PR Event¦ Happy Halloween! I love this time of year…I don’t remember the last time I looked forward to a Monday so much! At the end of last week, we were invited to Eagle Heights Wildlife Foundation to find out more about the work they do and their animals. There was just a touch of spookiness along with the autumnal chill in the air, pumpkins and tealights perfectly complementing the owls’ screeches. Eagle Heights is a family-run, ‘not for profit’ wildlife sanctuary. As you may have guessed from the name, there are a lots of birds of prey (over 50 species), which is right up my street! However, they have many other animals too. It’s located in Eynsford, just outside of Dartford in Kent, which is less than an hour’s drive from central London.
Upon arrival, we fuelled up with delicious doughnuts and hot chocolate. On the wall in the café, there were photos of the animals at Eagle Heights and their names. We were surprised to see just how many animals there were, some with quite funny names! We eagerly anticipated the owl flying display and finding out more about owls as well as Eagle Heights itself. Owls have been my favourite animal since childhood and we even had an owl themed wedding. However, I feel like what I know about them is really just the tip of the iceberg. I was hoping that my 6 year old and 21 month old would be interested enough for us all to be able to listen and enjoy it.

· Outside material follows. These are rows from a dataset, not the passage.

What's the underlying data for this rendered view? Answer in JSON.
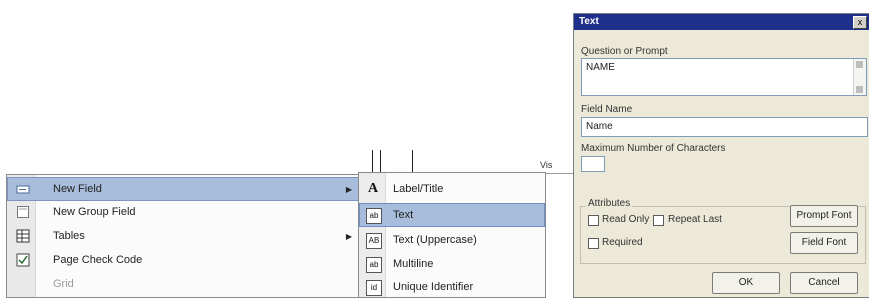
{
  "context_menu": {
    "items": [
      {
        "label": "New Field",
        "has_submenu": true,
        "icon": "new-field-icon",
        "highlighted": true
      },
      {
        "label": "New Group Field",
        "has_submenu": false,
        "icon": "group-field-icon"
      },
      {
        "label": "Tables",
        "has_submenu": true,
        "icon": "tables-icon"
      },
      {
        "label": "Page Check Code",
        "has_submenu": false,
        "icon": "check-code-icon"
      },
      {
        "label": "Grid",
        "has_submenu": false,
        "icon": "",
        "dimmed": true
      }
    ]
  },
  "submenu": {
    "items": [
      {
        "label": "Label/Title",
        "icon_glyph": "A",
        "icon": "label-title-icon"
      },
      {
        "label": "Text",
        "icon_glyph": "ab",
        "icon": "text-field-icon",
        "highlighted": true
      },
      {
        "label": "Text (Uppercase)",
        "icon_glyph": "AB",
        "icon": "text-uppercase-icon"
      },
      {
        "label": "Multiline",
        "icon_glyph": "ab",
        "icon": "multiline-icon"
      },
      {
        "label": "Unique Identifier",
        "icon_glyph": "id",
        "icon": "unique-identifier-icon"
      }
    ]
  },
  "grid": {
    "cell_text": "Vis"
  },
  "dialog": {
    "title": "Text",
    "close_label": "x",
    "question_label": "Question or Prompt",
    "question_value": "NAME",
    "field_name_label": "Field Name",
    "field_name_value": "Name",
    "max_chars_label": "Maximum Number of Characters",
    "max_chars_value": "",
    "attributes_label": "Attributes",
    "read_only_label": "Read Only",
    "repeat_last_label": "Repeat Last",
    "required_label": "Required",
    "prompt_font_label": "Prompt Font",
    "field_font_label": "Field Font",
    "ok_label": "OK",
    "cancel_label": "Cancel"
  },
  "colors": {
    "highlight": "#a8bddc",
    "title_bar": "#1f2f8c",
    "dialog_bg": "#ece9d8"
  }
}
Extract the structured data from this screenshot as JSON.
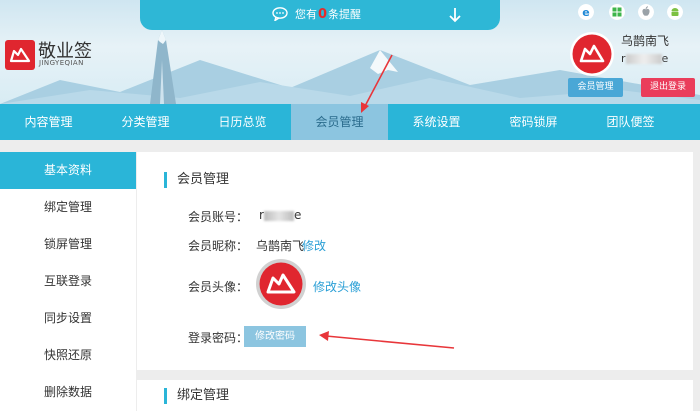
{
  "notification": {
    "prefix": "您有",
    "count": "0",
    "suffix": "条提醒"
  },
  "brand": {
    "name": "敬业签",
    "subtitle": "JINGYEQIAN"
  },
  "platforms": [
    "ie-icon",
    "windows-icon",
    "apple-icon",
    "android-icon"
  ],
  "user": {
    "nickname": "乌鹊南飞",
    "account_suffix": "e",
    "member_button": "会员管理",
    "logout_button": "退出登录"
  },
  "nav": {
    "items": [
      {
        "label": "内容管理"
      },
      {
        "label": "分类管理"
      },
      {
        "label": "日历总览"
      },
      {
        "label": "会员管理"
      },
      {
        "label": "系统设置"
      },
      {
        "label": "密码锁屏"
      },
      {
        "label": "团队便签"
      }
    ]
  },
  "sidebar": {
    "items": [
      {
        "label": "基本资料"
      },
      {
        "label": "绑定管理"
      },
      {
        "label": "锁屏管理"
      },
      {
        "label": "互联登录"
      },
      {
        "label": "同步设置"
      },
      {
        "label": "快照还原"
      },
      {
        "label": "删除数据"
      }
    ]
  },
  "main": {
    "section_title": "会员管理",
    "account_label": "会员账号：",
    "account_prefix": "r",
    "account_suffix": "e",
    "nickname_label": "会员昵称：",
    "nickname_value": "乌鹊南飞",
    "edit_nickname": "修改",
    "avatar_label": "会员头像：",
    "edit_avatar": "修改头像",
    "password_label": "登录密码：",
    "edit_password": "修改密码",
    "section2_title": "绑定管理"
  },
  "colors": {
    "primary": "#2ab5d8",
    "active_nav": "#8cc5e0",
    "logout": "#ea3d5b",
    "brand_red": "#e0262f",
    "arrow": "#e8363a"
  }
}
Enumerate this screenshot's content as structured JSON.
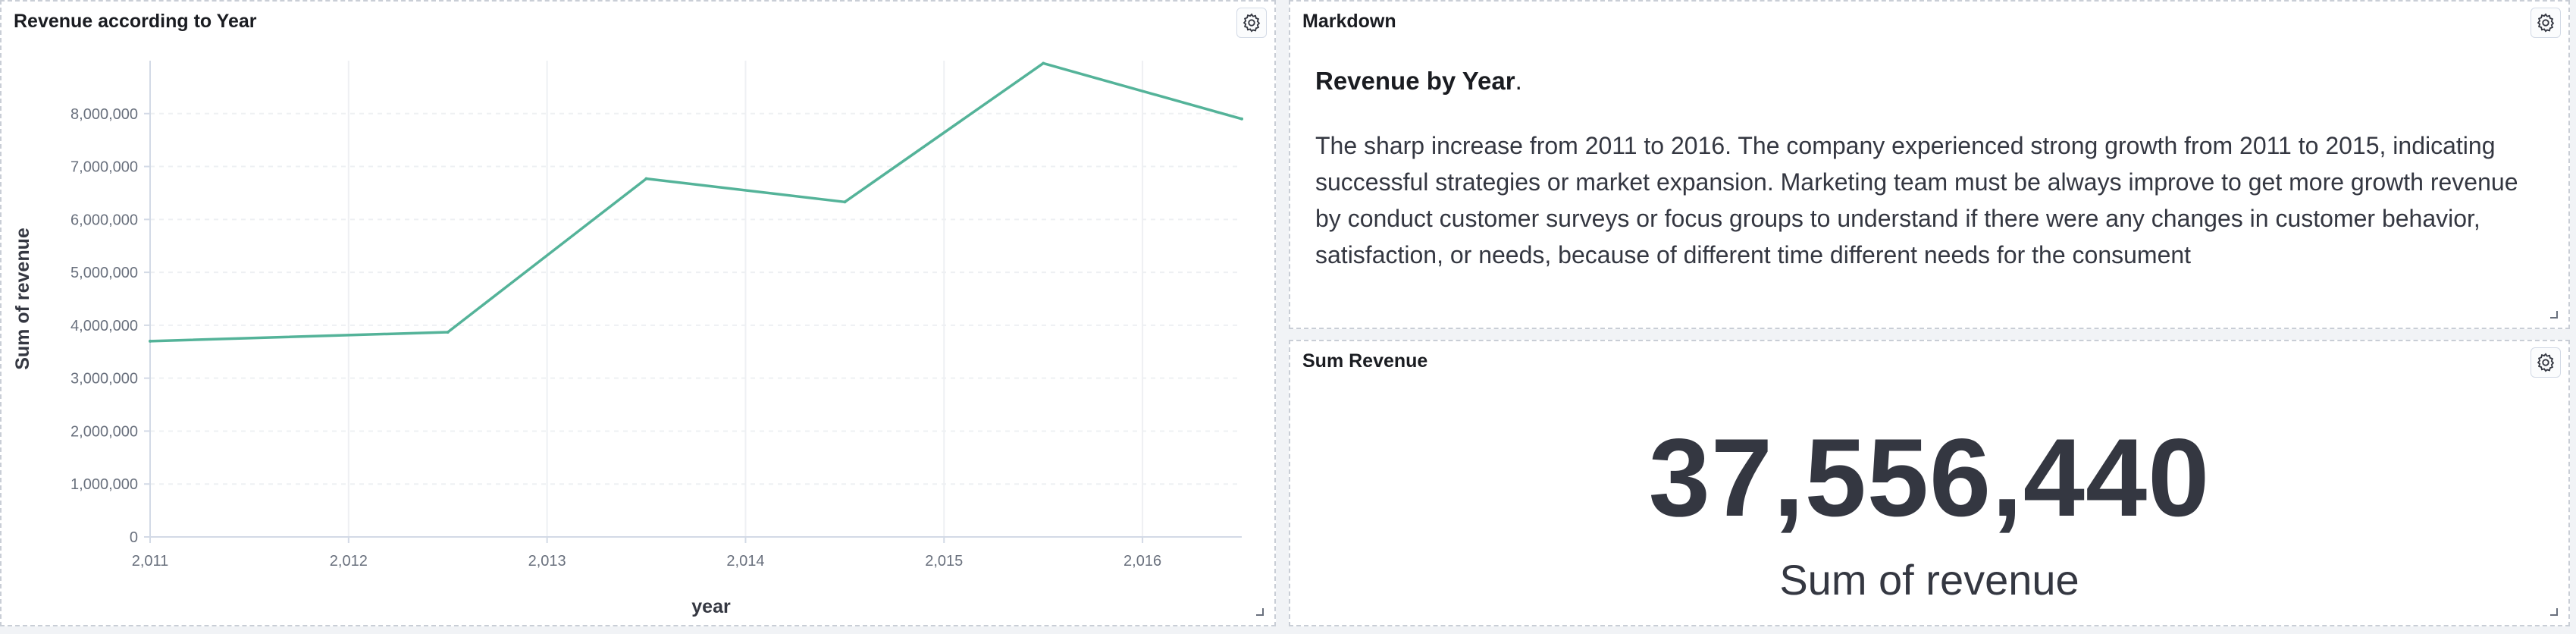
{
  "panels": {
    "revenue_chart": {
      "title": "Revenue according to Year"
    },
    "markdown": {
      "title": "Markdown",
      "heading": "Revenue by Year",
      "heading_suffix": ".",
      "body": "The sharp increase from 2011 to 2016. The company experienced strong growth from 2011 to 2015, indicating successful strategies or market expansion. Marketing team must be always improve to get more growth revenue by conduct customer surveys or focus groups to understand if there were any changes in customer behavior, satisfaction, or needs, because of different time different needs for the consument"
    },
    "sum_revenue": {
      "title": "Sum Revenue",
      "value": "37,556,440",
      "label": "Sum of revenue"
    }
  },
  "icons": [
    "gear-icon",
    "resize-handle-icon"
  ],
  "chart_data": {
    "type": "line",
    "title": "Revenue according to Year",
    "xlabel": "year",
    "ylabel": "Sum of revenue",
    "x": [
      2011,
      2012.5,
      2013.5,
      2014.5,
      2015.5,
      2016.5
    ],
    "series": [
      {
        "values": [
          3700000,
          3870000,
          6770000,
          6330000,
          8950000,
          7900000
        ],
        "color": "#54b399"
      }
    ],
    "xlim": [
      2011,
      2016.5
    ],
    "ylim": [
      0,
      9000000
    ],
    "xticks": [
      2011,
      2012,
      2013,
      2014,
      2015,
      2016
    ],
    "xtick_labels": [
      "2,011",
      "2,012",
      "2,013",
      "2,014",
      "2,015",
      "2,016"
    ],
    "yticks": [
      0,
      1000000,
      2000000,
      3000000,
      4000000,
      5000000,
      6000000,
      7000000,
      8000000
    ],
    "ytick_labels": [
      "0",
      "1,000,000",
      "2,000,000",
      "3,000,000",
      "4,000,000",
      "5,000,000",
      "6,000,000",
      "7,000,000",
      "8,000,000"
    ],
    "grid": true,
    "legend": "none"
  }
}
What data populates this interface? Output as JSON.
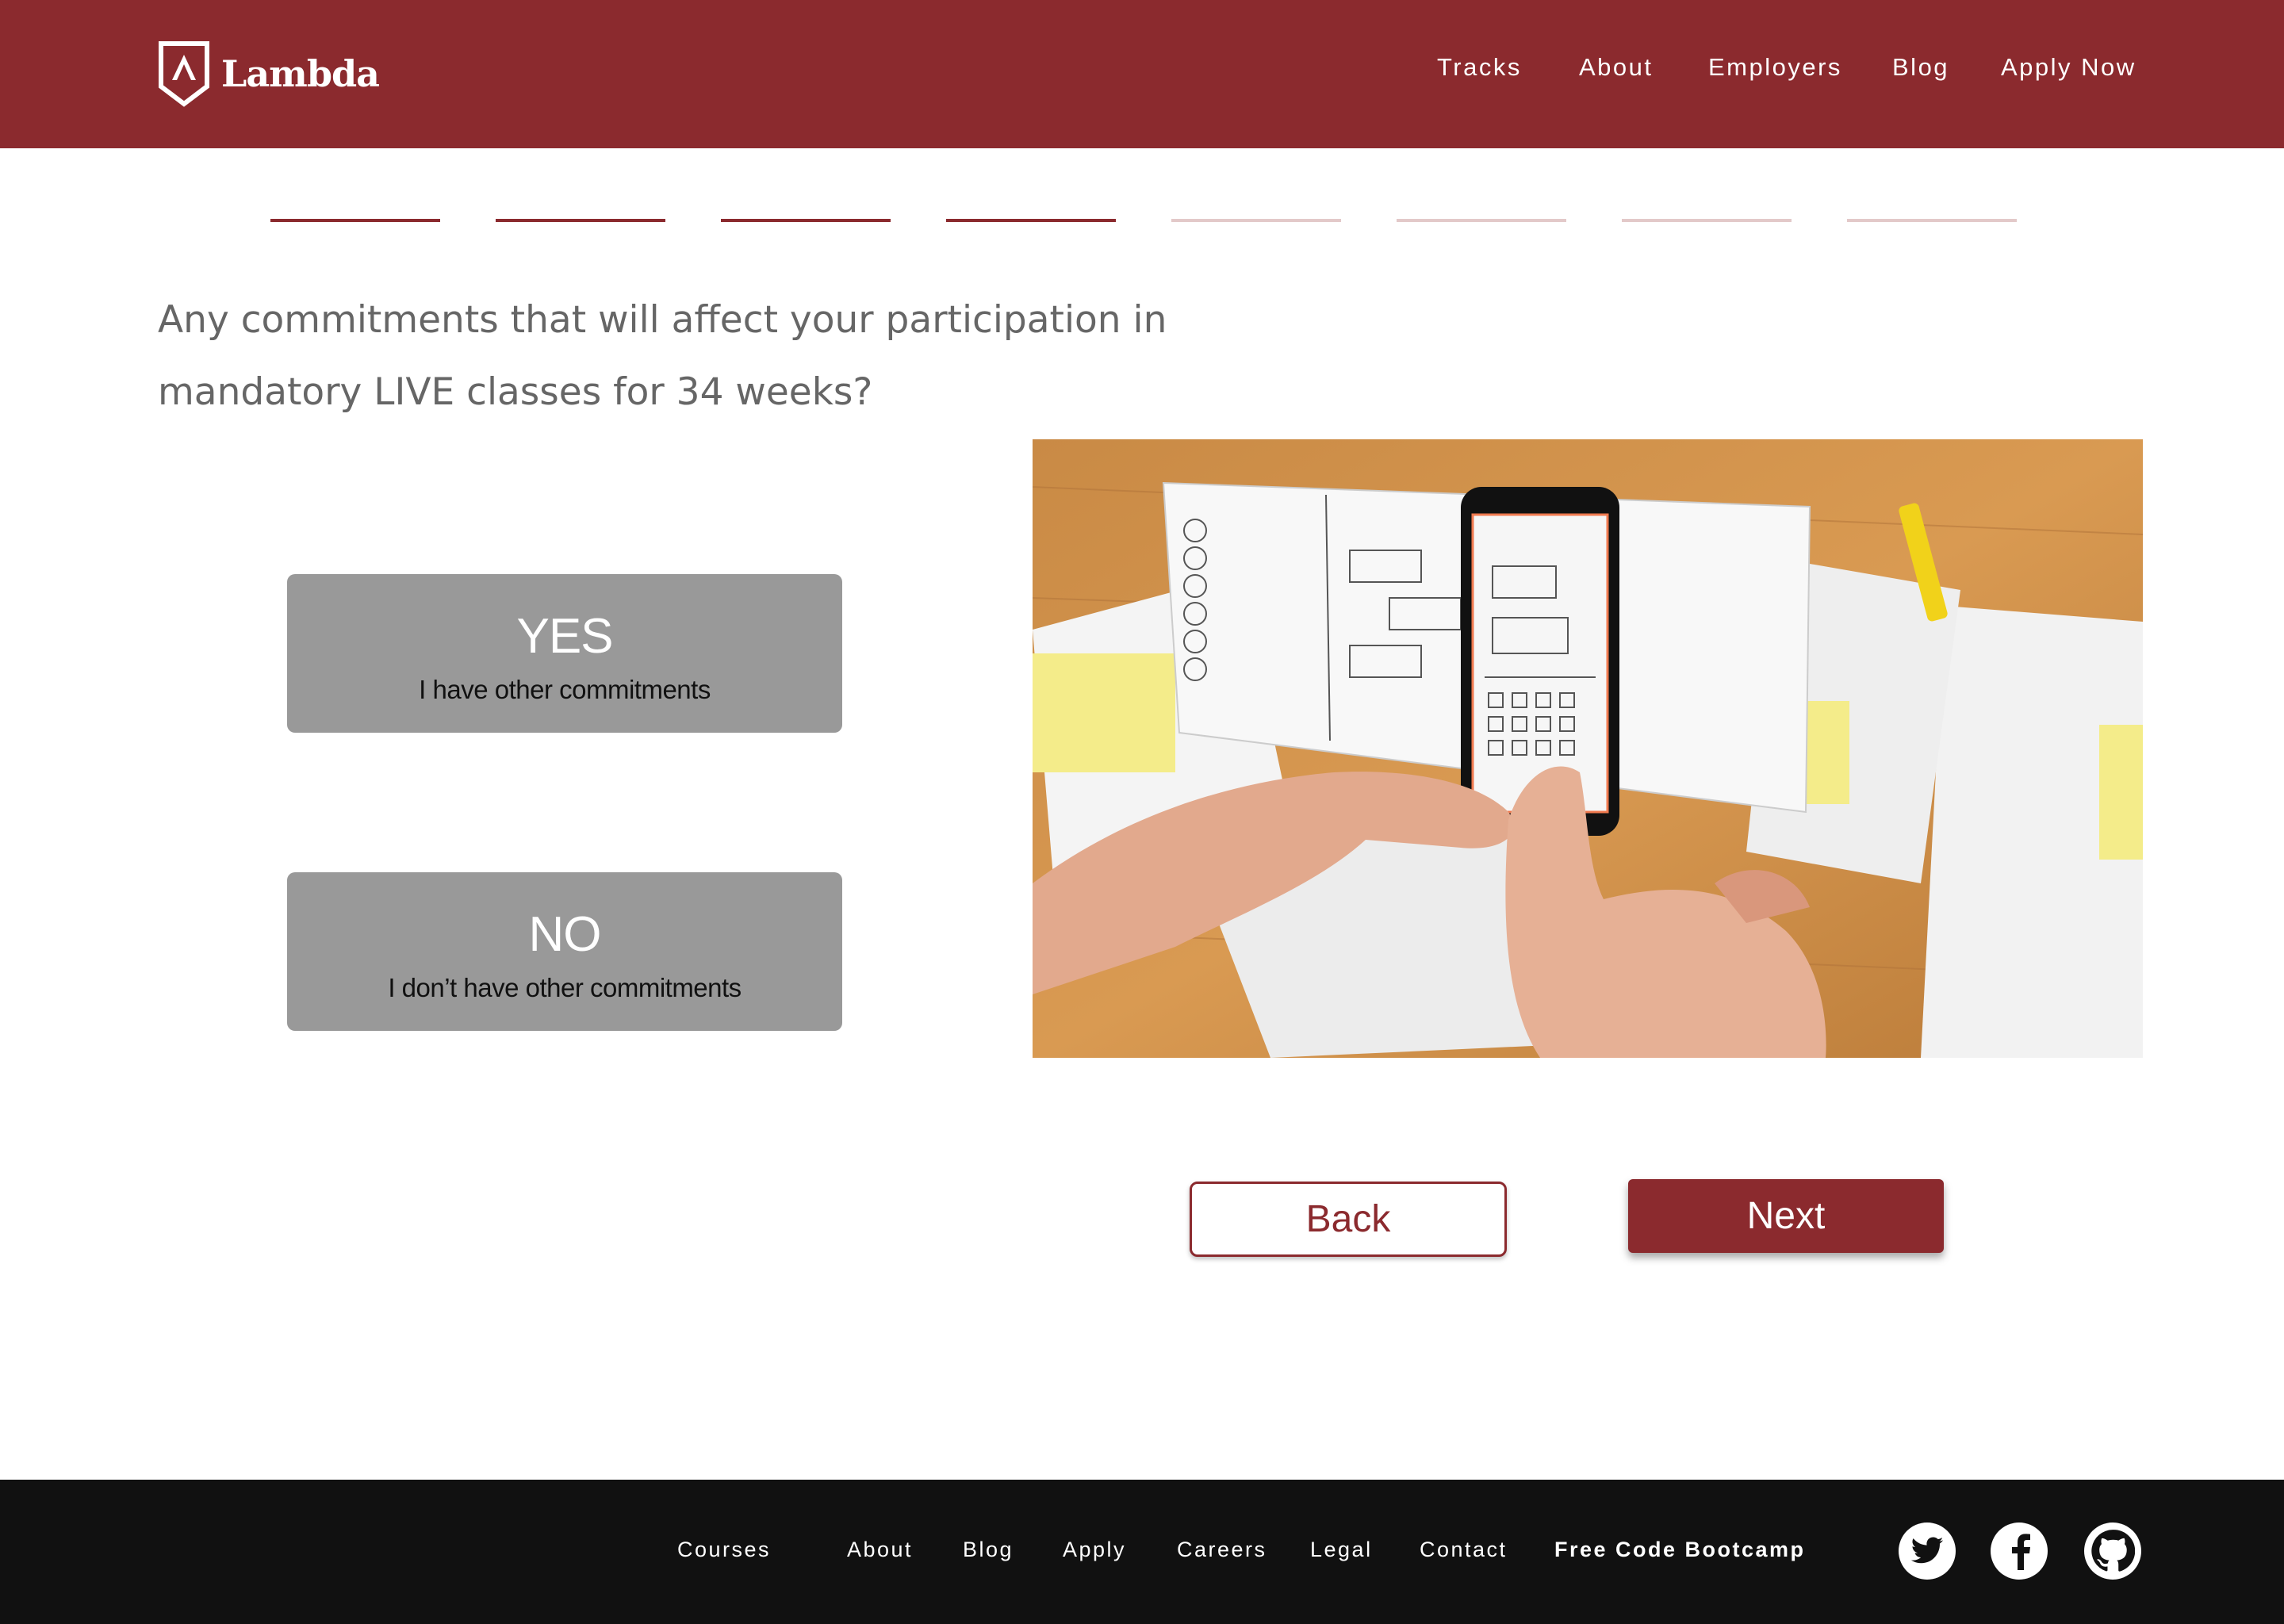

Owl Flying Display
The time came to enter the auditorium, which was simply but beautifully decorated for Halloween. There were faux candles around the edges of the space and on the artificial grass seating area, as well as some carved pumpkins. The excitement was palpable as Paul brought in the first owl, a beautiful barn owl called Thelma.
Both children were absolutely mesmerised by her, so my concerns about them quickly dissipated. Paul was very knowledgeable and told us all kinds of fascinating facts in a way that was age suitable for all the children present. I was amazed to learn that owl’s eyes are held in place by bones, rather than muscles like ours. They don’t have peripheral vision like we do. This is why they have the ability to move their necks so much!
Our second owl was a young long eared owl called Atlas. He was so sweet and had the cutest ‘ear tufts’! We learnt about owl’s ears (spoiler alert: they’re not where Atlas’ ear tufts are), where long eared owls are most commonly sighted in the UK and the biggest threats to them in the wild.
Last, but certainly not least, we met Yeti, a Siberian owl. Gorgeous Yeti is huge and has such big, intense orange eyes! We were treated to the sight of Yeti ‘walking’ to get food, which was adorable and hilarious in equal measures. It was a pleasure to learn more about him too.
An hour was over very quickly and my children’s attention was held almost the entire time! So, what else did we find out?
What animals are at Eagle Heights?
My last visit to Eagle Heights was around 2002 when they had been open for about 8 years. 20 years on, they have a lot more animals. As well as their many birds of prey, you can also see alpacas, huskies, reptiles, meerkats arctic foxes and more!
There are many kinds of experience days available too. These include a husky hike, alpaca trekking, meerkat experience, owl experience and even overnight stays!
How do they help animals?
Eagle Heights has been home to successful breeding programs for many species and are involved in conservation both here and abroad. They have also taken in many animals from the RSPCA, the general public and other rescue centres.
What is a ‘not for profit’?
Eagle Heights is a ‘not for profit’ organisation. This means, all funds raised go into the care of the animals.
Opening hours and admission
- Adult £12.95
- Children (Aged 3-14) £8.95
- Senior Citizen (65+) £10.95
- Visitors with a disability may claim a FREE CARER when providing valid DLA or Carers Allowance Letter